=== DESCRIPTION OF THE TASK ===
Your task is to find every line in the records that holds the string "Details" and copy it.

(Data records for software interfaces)

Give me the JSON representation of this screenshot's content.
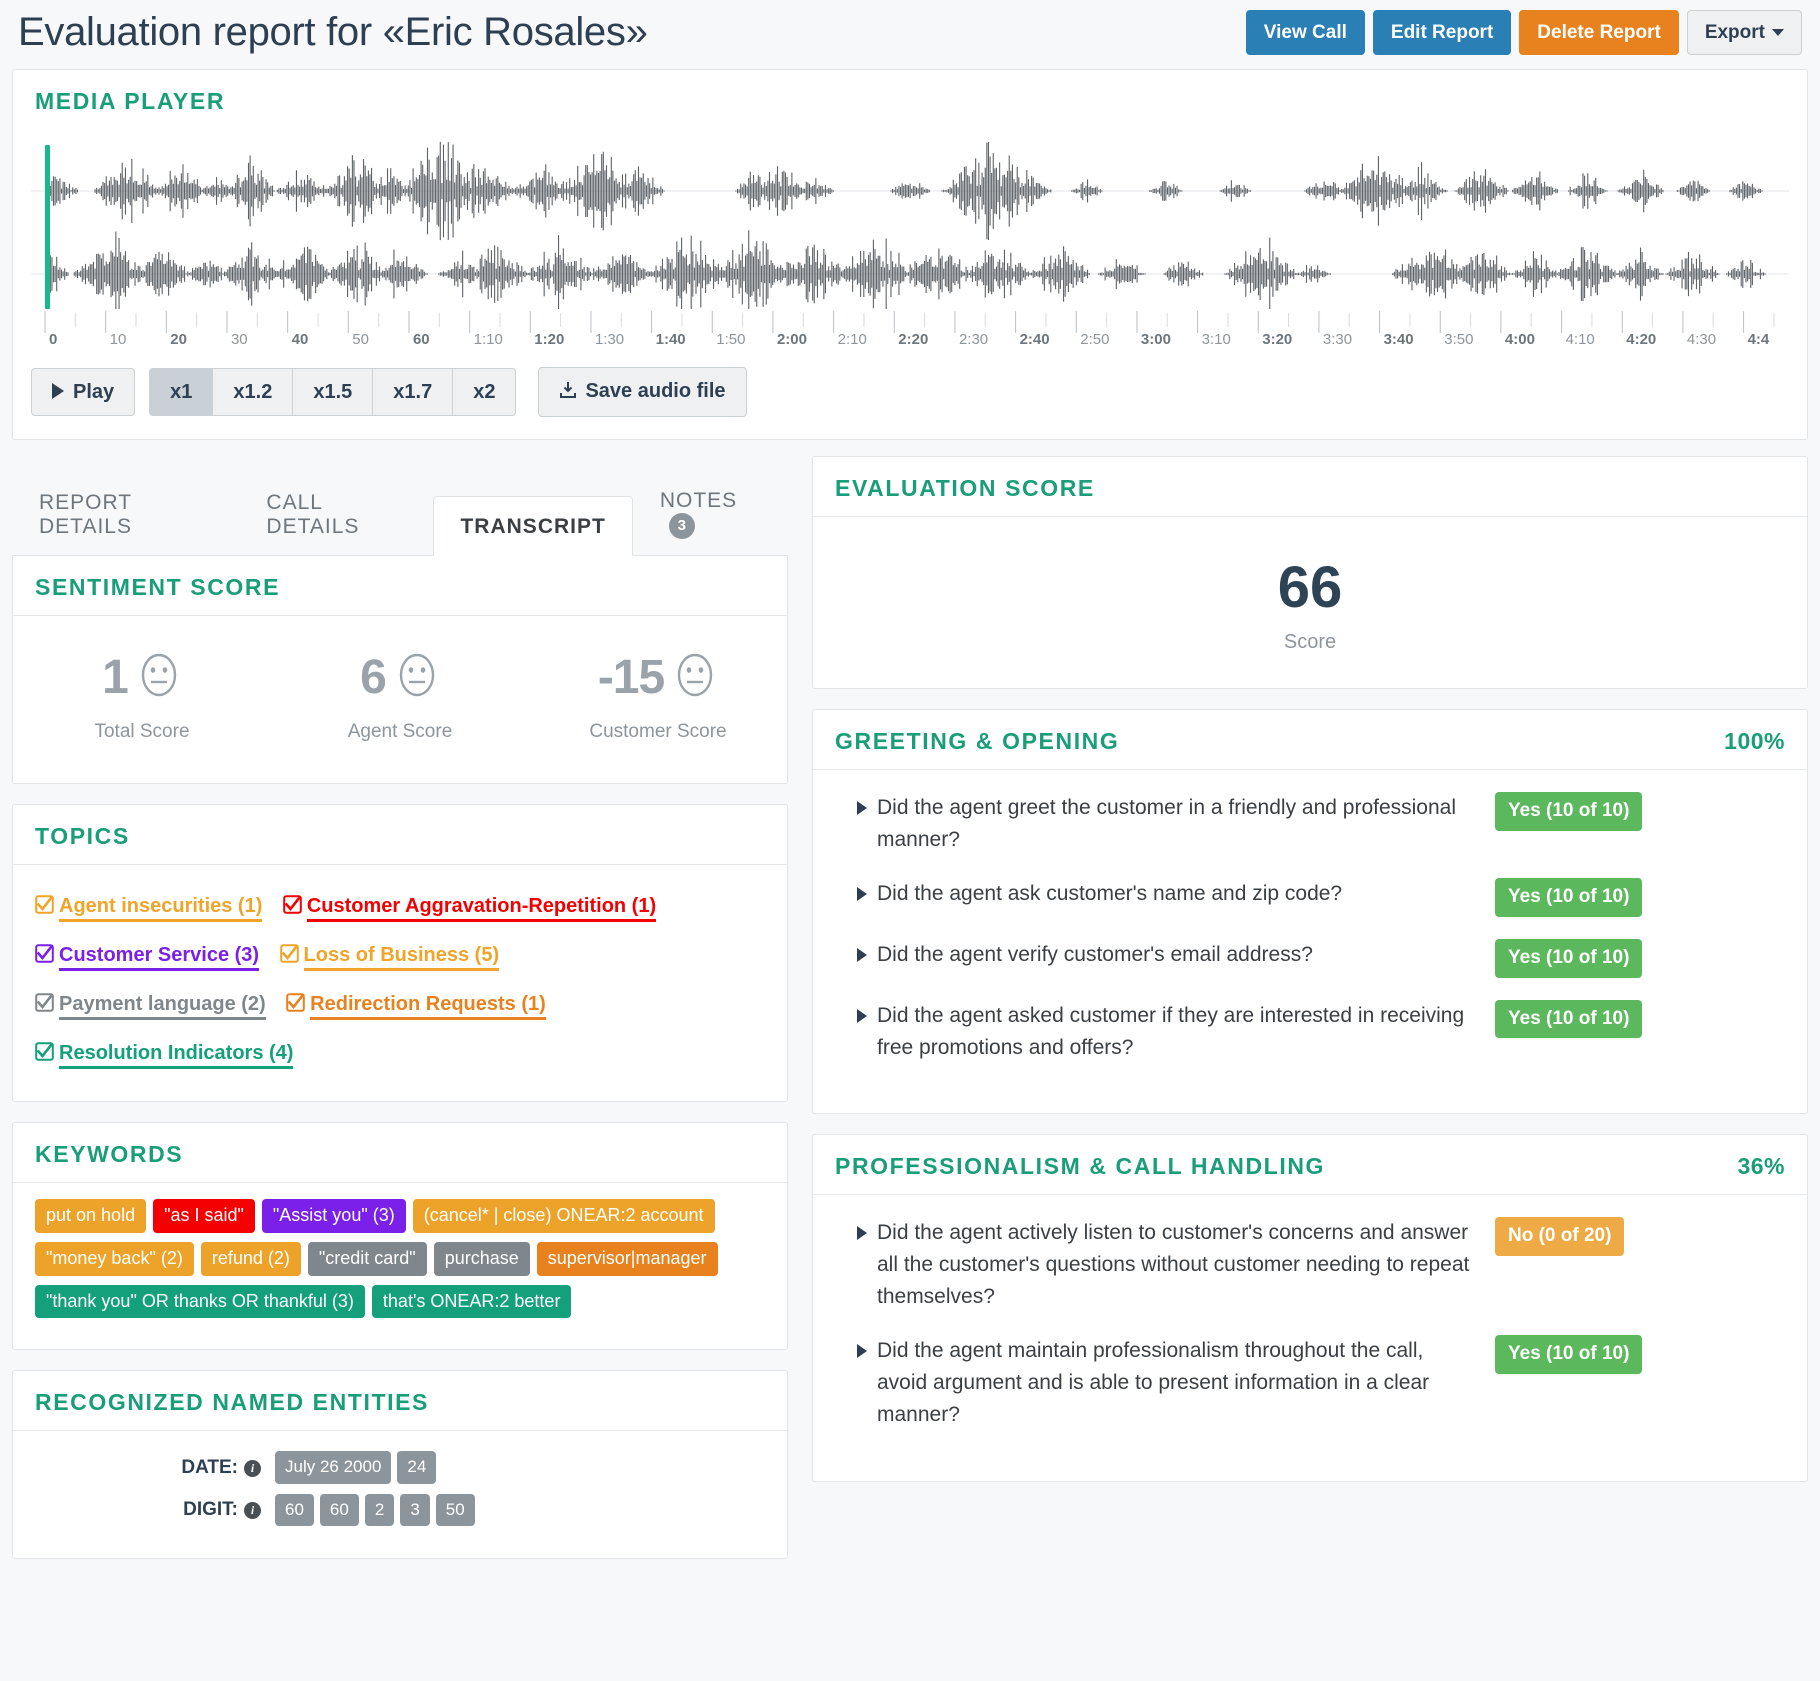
{
  "header": {
    "title": "Evaluation report for «Eric Rosales»",
    "buttons": [
      {
        "label": "View Call",
        "style": "blue",
        "name": "view-call-button"
      },
      {
        "label": "Edit Report",
        "style": "blue",
        "name": "edit-report-button"
      },
      {
        "label": "Delete Report",
        "style": "orange",
        "name": "delete-report-button"
      },
      {
        "label": "Export",
        "style": "default",
        "name": "export-button",
        "caret": true
      }
    ]
  },
  "media_player": {
    "title": "Media Player",
    "playhead_position": "0",
    "ruler_ticks": [
      "0",
      "10",
      "20",
      "30",
      "40",
      "50",
      "60",
      "1:10",
      "1:20",
      "1:30",
      "1:40",
      "1:50",
      "2:00",
      "2:10",
      "2:20",
      "2:30",
      "2:40",
      "2:50",
      "3:00",
      "3:10",
      "3:20",
      "3:30",
      "3:40",
      "3:50",
      "4:00",
      "4:10",
      "4:20",
      "4:30",
      "4:4"
    ],
    "play_label": "Play",
    "speeds": [
      "x1",
      "x1.2",
      "x1.5",
      "x1.7",
      "x2"
    ],
    "active_speed": "x1",
    "save_label": "Save audio file"
  },
  "tabs": [
    {
      "label": "Report Details",
      "active": false,
      "badge": null
    },
    {
      "label": "Call Details",
      "active": false,
      "badge": null
    },
    {
      "label": "Transcript",
      "active": true,
      "badge": null
    },
    {
      "label": "Notes",
      "active": false,
      "badge": "3"
    }
  ],
  "sentiment": {
    "title": "Sentiment Score",
    "items": [
      {
        "value": "1",
        "label": "Total Score",
        "face": "neutral"
      },
      {
        "value": "6",
        "label": "Agent Score",
        "face": "neutral"
      },
      {
        "value": "-15",
        "label": "Customer Score",
        "face": "neutral"
      }
    ]
  },
  "topics": {
    "title": "Topics",
    "items": [
      {
        "label": "Agent insecurities (1)",
        "color": "#f0a429"
      },
      {
        "label": "Customer Aggravation-Repetition (1)",
        "color": "#f40000"
      },
      {
        "label": "Customer Service (3)",
        "color": "#7b20e8"
      },
      {
        "label": "Loss of Business (5)",
        "color": "#f0a429"
      },
      {
        "label": "Payment language (2)",
        "color": "#7f868c"
      },
      {
        "label": "Redirection Requests (1)",
        "color": "#e8821e"
      },
      {
        "label": "Resolution Indicators (4)",
        "color": "#13a07b"
      }
    ]
  },
  "keywords": {
    "title": "Keywords",
    "items": [
      {
        "label": "put on hold",
        "color": "#eda32a"
      },
      {
        "label": "\"as I said\"",
        "color": "#f40000"
      },
      {
        "label": "\"Assist you\" (3)",
        "color": "#7b20e8"
      },
      {
        "label": "(cancel* | close) ONEAR:2 account",
        "color": "#eda32a"
      },
      {
        "label": "\"money back\" (2)",
        "color": "#eda32a"
      },
      {
        "label": "refund (2)",
        "color": "#eda32a"
      },
      {
        "label": "\"credit card\"",
        "color": "#7f868c"
      },
      {
        "label": "purchase",
        "color": "#7f868c"
      },
      {
        "label": "supervisor|manager",
        "color": "#e8821e"
      },
      {
        "label": "\"thank you\" OR thanks OR thankful (3)",
        "color": "#13a07b"
      },
      {
        "label": "that's ONEAR:2 better",
        "color": "#13a07b"
      }
    ]
  },
  "entities": {
    "title": "Recognized Named Entities",
    "rows": [
      {
        "label": "DATE:",
        "values": [
          "July 26 2000",
          "24"
        ]
      },
      {
        "label": "DIGIT:",
        "values": [
          "60",
          "60",
          "2",
          "3",
          "50"
        ]
      }
    ]
  },
  "evaluation_score": {
    "title": "Evaluation Score",
    "value": "66",
    "label": "Score"
  },
  "sections": [
    {
      "title": "Greeting & Opening",
      "percent": "100%",
      "questions": [
        {
          "text": "Did the agent greet the customer in a friendly and professional manner?",
          "result": "Yes (10 of 10)",
          "state": "yes"
        },
        {
          "text": "Did the agent ask customer's name and zip code?",
          "result": "Yes (10 of 10)",
          "state": "yes"
        },
        {
          "text": "Did the agent verify customer's email address?",
          "result": "Yes (10 of 10)",
          "state": "yes"
        },
        {
          "text": "Did the agent asked customer if they are interested in receiving free promotions and offers?",
          "result": "Yes (10 of 10)",
          "state": "yes"
        }
      ]
    },
    {
      "title": "Professionalism & Call Handling",
      "percent": "36%",
      "questions": [
        {
          "text": "Did the agent actively listen to customer's concerns and answer all the customer's questions without customer needing to repeat themselves?",
          "result": "No (0 of 20)",
          "state": "no"
        },
        {
          "text": "Did the agent maintain professionalism throughout the call, avoid argument and is able to present information in a clear manner?",
          "result": "Yes (10 of 10)",
          "state": "yes"
        }
      ]
    }
  ],
  "colors": {
    "accent_green": "#1a9e79",
    "blue": "#2a7fb5",
    "orange": "#e8821e",
    "playhead": "#16b98a",
    "badge_yes": "#5cb85c",
    "badge_no": "#eeaa44"
  }
}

=== ANSWER BOX ===
      "label": "Report Details",
      "label": "Call Details",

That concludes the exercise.